▸ **What the exercise asks**: Leave out the pictures and repeat every record exactly.

▸ **Records provided**:
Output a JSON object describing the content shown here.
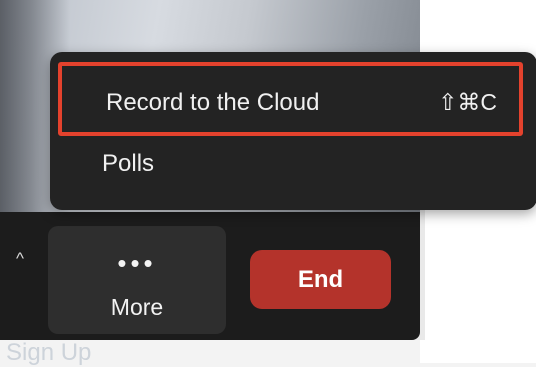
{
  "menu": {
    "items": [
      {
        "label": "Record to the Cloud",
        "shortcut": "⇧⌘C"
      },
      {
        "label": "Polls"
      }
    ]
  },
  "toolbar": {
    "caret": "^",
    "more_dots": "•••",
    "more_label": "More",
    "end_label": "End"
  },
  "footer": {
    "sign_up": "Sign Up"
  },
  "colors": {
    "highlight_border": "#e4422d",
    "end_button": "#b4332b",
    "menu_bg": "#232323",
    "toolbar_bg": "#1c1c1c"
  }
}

▸ **Exercise response**:
Output a JSON object describing the content shown here.
{
  "menu": {
    "items": [
      {
        "label": "Record to the Cloud",
        "shortcut": "⇧⌘C"
      },
      {
        "label": "Polls"
      }
    ]
  },
  "toolbar": {
    "caret": "^",
    "more_dots": "•••",
    "more_label": "More",
    "end_label": "End"
  },
  "footer": {
    "sign_up": "Sign Up"
  },
  "colors": {
    "highlight_border": "#e4422d",
    "end_button": "#b4332b",
    "menu_bg": "#232323",
    "toolbar_bg": "#1c1c1c"
  }
}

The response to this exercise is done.